Episode 4 is packed full of punk rock treats for you! We have an interview with Australian party machines The Bennies, a massive Umlaut Records giveaway to celebrate the new Consumed release and tales of SBÄM Fest and El Topo Goes Loco. We also play new tunes from The Human Project, Youth Avoiders, Tragical History Tour and Consumed!
Our highlight was catching up with Anty and Nick from The Bennies in Beligum, and asking them about their worst experience ever! Hold on till the end of the episode for that.
First up, Mark and Sarah discuss their recent gigs, including an account Austrian punk festival SBÄMFest, including talk of Propagandhi, Satanic Surfers, No Trigger, Astpai, Wonk Unit, Donots and The Murderburgers. Sarah gets emotional, has Iron Chic mansplained to her, gains a boob bruise and discovers the perils of getting drunk with Darko two weeks in a row.
We also cover Belgian sunny ska/skate romp El Topo Goes Loco, including The Bennies, Beat The Red Light, The Affect Heuristic, Thanx 4 All The Shoes, The Burnt Tapes, Slack Birds, Imperial Leisure and Not Available. Mark also chats about TIE Fighter Pilot, Project Revise and Butt Plug Babies, plus we share a love of a Bangers.
Come join us in Sarah’s living room, talking faster than light to get through all this awesome content.
Two of melodic gruff punk’s finest acts deliver ‘sad punk for happy drunks’ at a matinee show in South London.
On a beautifully sunny day in June, I once again find myself piling into a black box filled with the great unwashed. I’ve arrived in South London early for the first of two Iron Chic shows at The Montague Arms in Peckham. To begin with, they booked a normal 7pm-doors gig with The Exhausts and Molar supporting but, when it sold out so quickly, they added a 4pm matinee gig aimed at out-of-towner’s like myself. When they announced the early show, I was immediately spurred into buying tickets by the addition of Bear Trade to the bill.

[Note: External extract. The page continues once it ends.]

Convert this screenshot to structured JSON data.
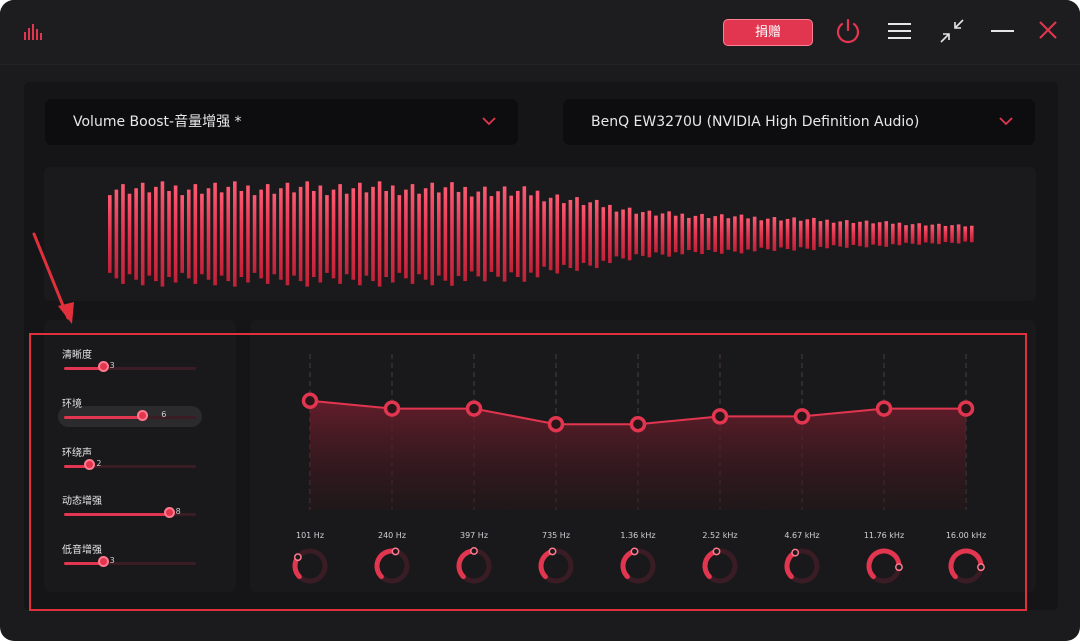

If you were to ask me what my biggest musical discovery of 2015 was, it would undoubtedly be Bear Trade. I first saw them supporting Red City Radio at the Brixton Windmill, where I fell head-over-heels in love with them approximately 3 bars in. Overlooking the fact that I find their beardy Northern gruffness overwhelmingly sexy*, I honestly believe Bear Trade are the best melodic punk band in the UK right now, and yet I still often come across people who haven’t heard of them.
Iron Chic fans who’ve not discovered Bear Trade yet are in for a real treat: they sound extremely similar live, in the best way. Bear Trade open with Sea Legs, the first track on their new album Silent Unspeakable (released on Everything Sucks in April). The new album continues in the style of their earlier release Blood & Sand with some poppier overtones, however live you wouldn’t know the difference between the old and new material; the crowd reacts well to both.
Greg Robson’s growly vocal is the musical equivalent of supping single-malt by a roaring fire in a log cabin: it’s warm and comforting, with the occasional group, “Oof!” thrown in. The songs are interspersed with, bassist, Lloyd’s charmingly nonchalant banter. He towers over us at the centre of the unusually high stage, making a dry jokes and pulling a couple of faces that are all Sid Haig in House of a 1,000 Corpses (that’s a compliment, by the way).
Old favourites Bleedin’ Heart Trouble and Anathema get the best reaction from the crowd, but newer tracks Sexy Beast, Inglorious and As Long As We Have Tea are probably my favourites of the set. The new songs are as passionate and emotive as ever; every song is satisfyingly gruff with intricately melodic guitar harmonies, underpinned by outstanding drumming. Continue reading “Iron Chic and Bear Trade @ The Montague Arms – 11/06/2017 [Gig Review]”